A man in an onion costume had a poster that read “Knight’s votes makes me cry” and a woman dressed as Minnie Mouse held a sign that said, “Steve Knight stop mousing around.”
Donning a bonnet and cloak like a character from The Handmaid’s Tale, longtime Santa Clarita resident Nanette Meister said she wanted to demonstrate that women should not be silenced and have a right to birth control and maternity leave.
“I see things going backwards,” Meister said. “I don’t want these things for my grandkids. I want to move forward.”
Motivated to protest after hearing White House Chief of Staff John F. Kelly’s comments on Monday calling Robert E. Lee “an honorable man,” SCV resident Sue Silwester-Rice held a sign condemning slavery.
“I read (Kelly’s comments) and was so mad,” Silwester-Rice said. “The whole thing is wrong. I still have to decorate my yard for Halloween, but being here is more important and the kids will understand.”
There are two times in Saugus resident Jocelyn Bullock’s life that she has been politically-motivated.
First was in the Philippines when residents ousted President Ferdinand Marcos and the second is now under President Donald Trump.
“There are a lot of parallelisms,” Bullock said about the presidents.
She was spurred to action when Republicans tried to pass a new health care plan because her husband has pulmonary fibrosis.
“Now it’s personal because it is affecting my family,” she said.
Executive Board Member of the Local 721 Service Employees International Union Adolfo Granados said he was concerned with the tax cuts to food stamps and the rescinding of Deferred Action for Childhood Arrivals.
Granados works for the Department of Public Social Services and said these issues affect the people who come into his office each day.

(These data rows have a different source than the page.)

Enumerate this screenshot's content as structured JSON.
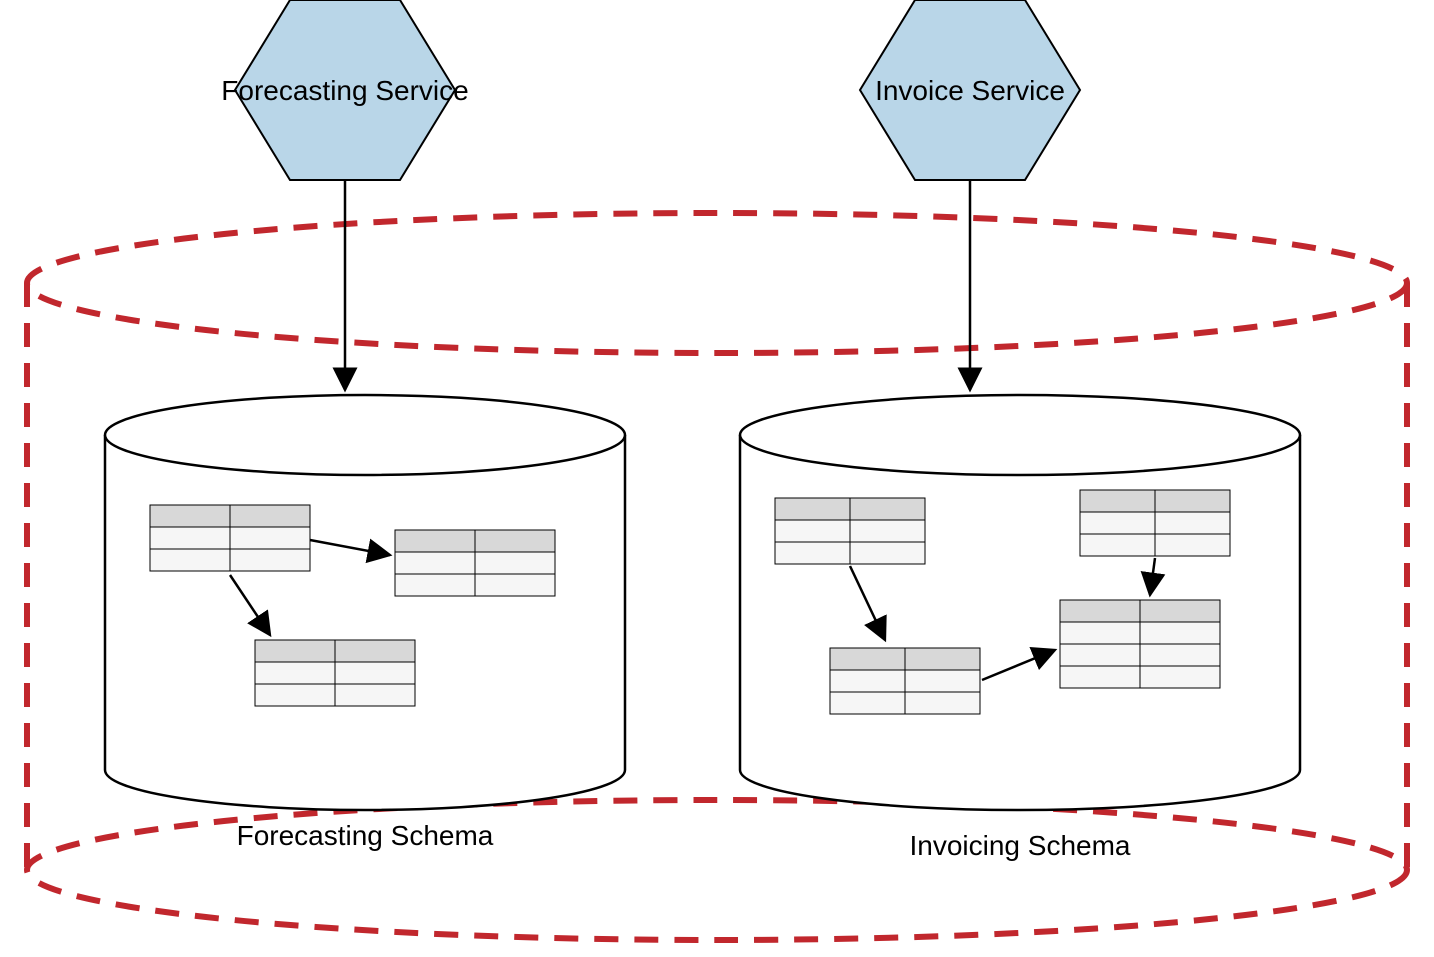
{
  "services": {
    "left": {
      "label": "Forecasting Service"
    },
    "right": {
      "label": "Invoice Service"
    }
  },
  "schemas": {
    "left": {
      "label": "Forecasting Schema"
    },
    "right": {
      "label": "Invoicing Schema"
    }
  }
}
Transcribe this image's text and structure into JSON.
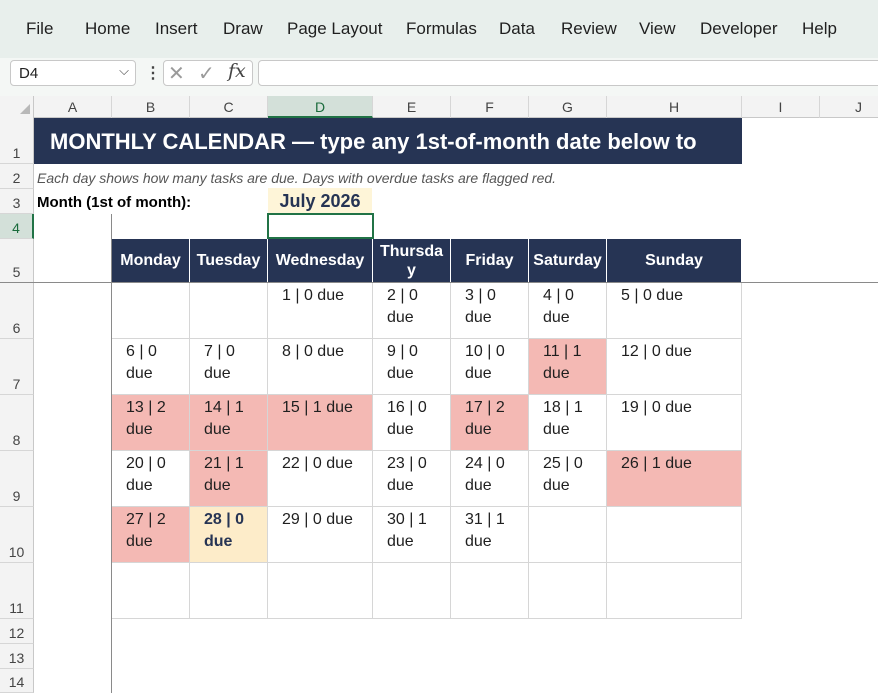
{
  "menu": [
    "File",
    "Home",
    "Insert",
    "Draw",
    "Page Layout",
    "Formulas",
    "Data",
    "Review",
    "View",
    "Developer",
    "Help"
  ],
  "formula_bar": {
    "name_box": "D4",
    "formula": ""
  },
  "columns": [
    "A",
    "B",
    "C",
    "D",
    "E",
    "F",
    "G",
    "H",
    "I",
    "J"
  ],
  "selected_column": "D",
  "rows": [
    "1",
    "2",
    "3",
    "4",
    "5",
    "6",
    "7",
    "8",
    "9",
    "10",
    "11",
    "12",
    "13",
    "14"
  ],
  "selected_row": "4",
  "sheet": {
    "title": "MONTHLY CALENDAR  —  type any 1st-of-month date below to",
    "subtitle": "Each day shows how many tasks are due. Days with overdue tasks are flagged red.",
    "month_label": "Month (1st of month):",
    "month_value": "July 2026"
  },
  "calendar": {
    "day_headers": [
      "Monday",
      "Tuesday",
      "Wednesday",
      "Thursday",
      "Friday",
      "Saturday",
      "Sunday"
    ],
    "weeks": [
      [
        {
          "text": ""
        },
        {
          "text": ""
        },
        {
          "text": "1  |  0 due"
        },
        {
          "text": "2  |  0 due"
        },
        {
          "text": "3  |  0 due"
        },
        {
          "text": "4  |  0 due"
        },
        {
          "text": "5  |  0 due"
        }
      ],
      [
        {
          "text": "6  |  0 due"
        },
        {
          "text": "7  |  0 due"
        },
        {
          "text": "8  |  0 due"
        },
        {
          "text": "9  |  0 due"
        },
        {
          "text": "10  |  0 due"
        },
        {
          "text": "11  |  1 due",
          "state": "flag"
        },
        {
          "text": "12  |  0 due"
        }
      ],
      [
        {
          "text": "13  |  2 due",
          "state": "flag"
        },
        {
          "text": "14  |  1 due",
          "state": "flag"
        },
        {
          "text": "15  |  1 due",
          "state": "flag"
        },
        {
          "text": "16  |  0 due"
        },
        {
          "text": "17  |  2 due",
          "state": "flag"
        },
        {
          "text": "18  |  1 due"
        },
        {
          "text": "19  |  0 due"
        }
      ],
      [
        {
          "text": "20  |  0 due"
        },
        {
          "text": "21  |  1 due",
          "state": "flag"
        },
        {
          "text": "22  |  0 due"
        },
        {
          "text": "23  |  0 due"
        },
        {
          "text": "24  |  0 due"
        },
        {
          "text": "25  |  0 due"
        },
        {
          "text": "26  |  1 due",
          "state": "flag"
        }
      ],
      [
        {
          "text": "27  |  2 due",
          "state": "flag"
        },
        {
          "text": "28  |  0 due",
          "state": "today"
        },
        {
          "text": "29  |  0 due"
        },
        {
          "text": "30  |  1 due"
        },
        {
          "text": "31  |  1 due"
        },
        {
          "text": ""
        },
        {
          "text": ""
        }
      ],
      [
        {
          "text": ""
        },
        {
          "text": ""
        },
        {
          "text": ""
        },
        {
          "text": ""
        },
        {
          "text": ""
        },
        {
          "text": ""
        },
        {
          "text": ""
        }
      ]
    ]
  }
}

“Anyone who works 40 hours a week should not be coming into my office because they cannot afford food,” Granados said. “The difference of $5 or $10 is huge for them.”